Entries taken from a collection

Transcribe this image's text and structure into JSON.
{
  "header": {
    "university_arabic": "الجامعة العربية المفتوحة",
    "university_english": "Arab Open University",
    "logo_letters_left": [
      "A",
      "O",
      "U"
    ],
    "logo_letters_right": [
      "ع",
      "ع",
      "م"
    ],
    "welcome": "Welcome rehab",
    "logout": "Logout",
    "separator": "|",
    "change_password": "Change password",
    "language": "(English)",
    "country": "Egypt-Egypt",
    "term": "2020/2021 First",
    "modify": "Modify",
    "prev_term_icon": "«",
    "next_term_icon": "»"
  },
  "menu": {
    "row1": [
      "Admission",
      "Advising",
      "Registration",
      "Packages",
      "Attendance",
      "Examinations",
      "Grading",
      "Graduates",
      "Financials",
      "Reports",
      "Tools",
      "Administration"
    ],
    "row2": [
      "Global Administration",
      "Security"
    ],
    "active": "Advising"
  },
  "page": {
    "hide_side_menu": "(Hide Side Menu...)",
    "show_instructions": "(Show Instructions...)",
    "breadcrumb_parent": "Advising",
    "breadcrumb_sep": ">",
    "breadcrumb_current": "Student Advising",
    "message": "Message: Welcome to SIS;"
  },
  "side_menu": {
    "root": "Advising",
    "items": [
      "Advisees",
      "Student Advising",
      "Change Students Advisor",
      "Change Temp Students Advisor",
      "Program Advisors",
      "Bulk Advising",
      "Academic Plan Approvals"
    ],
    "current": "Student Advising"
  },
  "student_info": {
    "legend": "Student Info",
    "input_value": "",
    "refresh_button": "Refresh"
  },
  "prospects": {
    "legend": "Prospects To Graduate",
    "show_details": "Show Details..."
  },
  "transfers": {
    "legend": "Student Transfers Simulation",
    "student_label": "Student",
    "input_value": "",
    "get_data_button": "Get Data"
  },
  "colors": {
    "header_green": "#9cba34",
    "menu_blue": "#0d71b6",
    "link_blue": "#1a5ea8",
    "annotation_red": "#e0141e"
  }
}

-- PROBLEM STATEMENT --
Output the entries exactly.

-- TASK RESPONSE --
Transcribe this image's text and structure into JSON.
{
  "header": {
    "university_arabic": "الجامعة العربية المفتوحة",
    "university_english": "Arab Open University",
    "logo_letters_left": [
      "A",
      "O",
      "U"
    ],
    "logo_letters_right": [
      "ع",
      "ع",
      "م"
    ],
    "welcome": "Welcome rehab",
    "logout": "Logout",
    "separator": "|",
    "change_password": "Change password",
    "language": "(English)",
    "country": "Egypt-Egypt",
    "term": "2020/2021 First",
    "modify": "Modify",
    "prev_term_icon": "«",
    "next_term_icon": "»"
  },
  "menu": {
    "row1": [
      "Admission",
      "Advising",
      "Registration",
      "Packages",
      "Attendance",
      "Examinations",
      "Grading",
      "Graduates",
      "Financials",
      "Reports",
      "Tools",
      "Administration"
    ],
    "row2": [
      "Global Administration",
      "Security"
    ],
    "active": "Advising"
  },
  "page": {
    "hide_side_menu": "(Hide Side Menu...)",
    "show_instructions": "(Show Instructions...)",
    "breadcrumb_parent": "Advising",
    "breadcrumb_sep": ">",
    "breadcrumb_current": "Student Advising",
    "message": "Message: Welcome to SIS;"
  },
  "side_menu": {
    "root": "Advising",
    "items": [
      "Advisees",
      "Student Advising",
      "Change Students Advisor",
      "Change Temp Students Advisor",
      "Program Advisors",
      "Bulk Advising",
      "Academic Plan Approvals"
    ],
    "current": "Student Advising"
  },
  "student_info": {
    "legend": "Student Info",
    "input_value": "",
    "refresh_button": "Refresh"
  },
  "prospects": {
    "legend": "Prospects To Graduate",
    "show_details": "Show Details..."
  },
  "transfers": {
    "legend": "Student Transfers Simulation",
    "student_label": "Student",
    "input_value": "",
    "get_data_button": "Get Data"
  },
  "colors": {
    "header_green": "#9cba34",
    "menu_blue": "#0d71b6",
    "link_blue": "#1a5ea8",
    "annotation_red": "#e0141e"
  }
}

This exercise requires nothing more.